Introduction

Sometimes you remember a phrase or a given word or words, you put in a document, but you do not remember the name of the document. How to find it?, well do a search of all your documents, looking for that word or words or sentence, in other words, look for a string or strings.

Now, thanks to computers this is easier now, than it was in our parents' days.

If you are using Linux, you have grep to help on this job.

Look for a document, containing a given string

First the easy case, you know the exact sentence, you are looking for, and you at least remember the folder where the file is.

grep "sentence to look for" /home/user/docs/

Now, let's suppose you do not know if the sentence was in uppercase or in lowercase, so ask grep to ignore case.

grep -i "sentence to look for" /home/user/docs/

Well, let's suppose you have a lot of sub-folders, and you do not remember where your file is.

grep -r "sentence to look for" /home/user/docs/

Let's see an example of the output in my PC

grep -ri "Introduction" /home/user/post/

The output is:

/home/user/post/monthy-newsletter.txt:###Introduction###
/home/user/post/monthy-newsletter.txt:I'm no expert in MySQL, but anyway I have written three introduction-type MySQL posts, something we all need to know to start [how to create databases][1], [How to list those databases][2] and [How to create tables in MySQL][3]
/home/user/post/how-to-debug-bash-shell-scripts.txt:##Introduction##
/home/user/post/how-to-setup-dns-bind-master-slave-linux.txt:##Introduction
/home/user/post/interview-raphael-hertzog.txt:I also have plans for bigger changes concerning Debian, and among them is the introduction of Debian Rolling, a distribution similar to testing but with some design choices to make it more usable at any point in time.
/home/user/post/four-years-with-debian-testing.txt:##Introduction##
Binary file /home/user/post/.find-a-documents-with-given-string.txt.swp matches
/home/user/post/how-to-change-the-priority-of-Linux-processes.txt:##Introduction##

As you can see there are some binary files, also scanned, if we want to avoid that:

grep -riI "introduction" /home/user/post/

The output now is:

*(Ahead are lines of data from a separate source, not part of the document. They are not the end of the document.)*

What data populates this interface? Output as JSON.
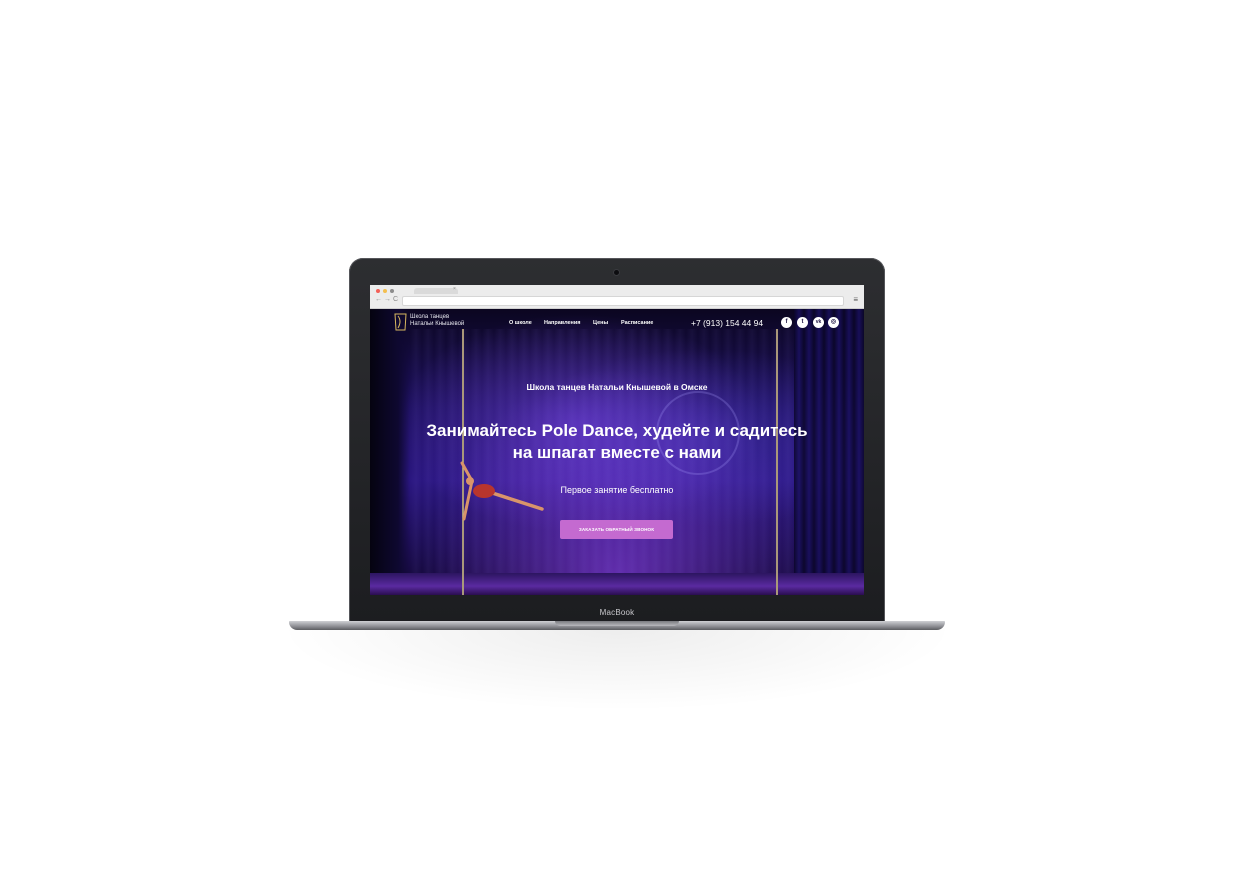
{
  "device": {
    "label": "MacBook"
  },
  "browser": {
    "tab_close": "×",
    "back": "←",
    "forward": "→",
    "reload": "C",
    "menu": "≡"
  },
  "site": {
    "logo_line1": "Школа танцев",
    "logo_line2": "Натальи Кнышевой",
    "nav": [
      "О школе",
      "Направления",
      "Цены",
      "Расписание"
    ],
    "phone": "+7 (913) 154 44 94",
    "social": [
      {
        "icon": "facebook-icon",
        "glyph": "f"
      },
      {
        "icon": "twitter-icon",
        "glyph": "t"
      },
      {
        "icon": "vk-icon",
        "glyph": "vk"
      },
      {
        "icon": "instagram-icon",
        "glyph": "◎"
      }
    ]
  },
  "hero": {
    "subtitle": "Школа танцев Натальи Кнышевой в Омске",
    "headline_line1": "Занимайтесь Pole Dance, худейте и садитесь",
    "headline_line2": "на шпагат вместе с нами",
    "offer": "Первое занятие бесплатно",
    "cta_label": "Заказать обратный звонок"
  },
  "colors": {
    "accent": "#c46ad0",
    "hero_bg": "#1d1060",
    "laptop": "#2d2e31"
  }
}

/home/user/post/monthy-newsletter.txt:###Introduction###
/home/user/post/monthy-newsletter.txt:I'm no expert in MySQL, but anyway I have written three introduction-type MySQL posts, something we all need to know to start [how to create databases][1], [How to list those databases][2] and [How to create tables in MySQL][3]
/home/user/post/how-to-debug-bash-shell-scripts.txt:##Introduction##
/home/user/post/how-to-setup-dns-bind-master-slave-linux.txt:##Introduction
/home/user/post/interview-raphael-hertzog.txt:I also have plans for bigger changes concerning Debian, and among them is the introduction of Debian Rolling, a distribution similar to testing but with some design choices to make it more usable at any point in time.
/home/user/post/four-years-with-debian-testing.txt:##Introduction##
/home/user/post/how-to-change-the-priority-of-Linux-processes.txt:##Introduction##

Finally, I just want the file names, and not the sentences where the sentence or word appears.

grep -riIl "introduction" /home/user/post/

The output will be:

/home/user/post/monthy-newsletter.txt
/home/user/post/how-to-debug-bash-shell-scripts.txt
/home/user/post/how-to-setup-dns-bind-master-slave-linux.txt
/home/user/post/interview-raphael-hertzog.txt
/home/user/post/four-years-with-debian-testing.txt
/home/user/post/how-to-change-the-priority-of-Linux-processes.txt

Conclusion

I know, you may use other ways, maybe find, but I like this method, and use it a lot, just like the advanced search function in Gmail :).